Each year, over 6 million people die worldwide from tobacco-related illnesses. Tobacco’s highly addictive, and many smokers, especially those who have smoked for many years, have tried everything on the market only to fail time and time again. Patches and gums are extremely popular but have limited success. In fact, the Tobacco Control Journal has reported that most gums and patches are often no more effective than going cold turkey. In most cases, both gums and patches require additional medications in order to work. There are other alternatives that have seen a better success rate. But are they the better alternative?

According to a study published in the Health Hub from Cleveland Clinic, e-cigarettes and vaping devices can be a healthier and more effective way to stop smoking. E-cigarettes, which hit the market here in the U.S. a little over 10 years ago, look and feel like a real cigarette. Unlike regular cigarettes, which have a pungent odor that sticks to everything, e-cigarettes have a mild odor and they’re much cheaper than traditional cigarettes in the long run. The smoker is also not breathing in dangerous nicotine, which’s addictive. A person who smokes just one pack of cigarettes per day could find themselves paying over $300 per month, whereas, the e-cigarette cartridge could only run you $20-$40 per month.

While there’s not enough research to determine the health risks, most doctors agree that you are likely at a very low risk to develop cancer, emphysema, stroke, heart attack and other medical issues. So, when you factor in the cost-effectiveness and the fact that you can still enjoy the same nicotine craving, there's no question that e-cigarettes are a better option.

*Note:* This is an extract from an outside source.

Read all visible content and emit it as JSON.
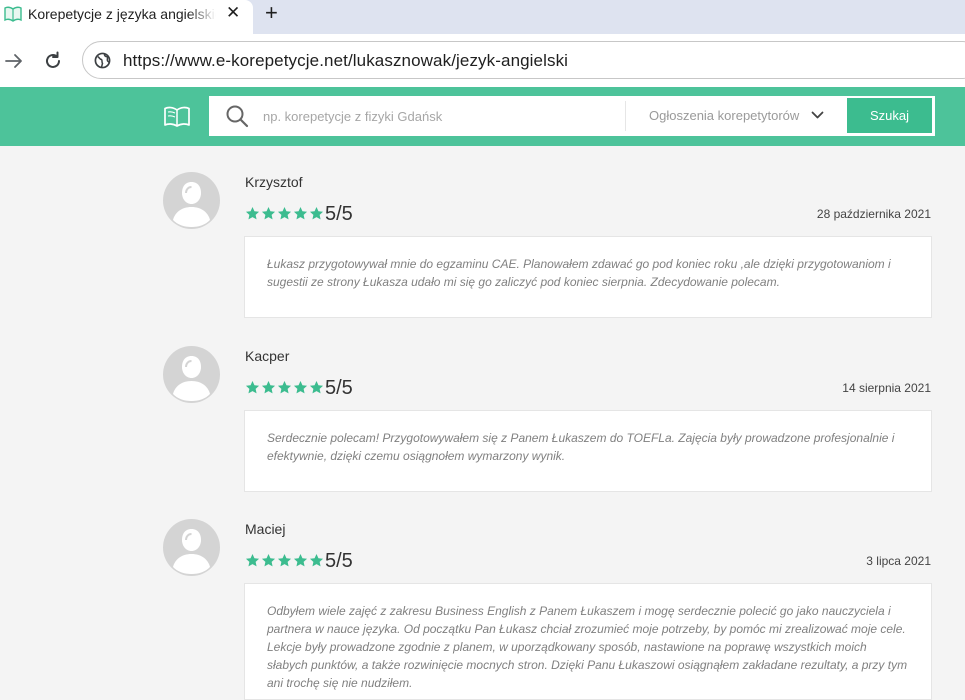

Vaping, which has the same premise as e-cigarettes, has a vegetable glycerin e-liquid to satisfy your craving for nicotine. Vaping is also considered better than patches in gums for many of the same reasons. Vaping uses little to no nicotine and does help smokers quit. In one study, smokers were given vaping pens in the place of regular cigarettes. After one year, about 81% were still vaping and no longer smoking. In another study of 2,000 ex-smokers, 96% said vaping helped them quit smoking. When you compare the studies against those of gums and patches, it's easy to see that vaping and e-cigarettes are a better alternative.

Although first reluctant, many doctors are now applauding the effectiveness of e-cigarettes and vaping in general.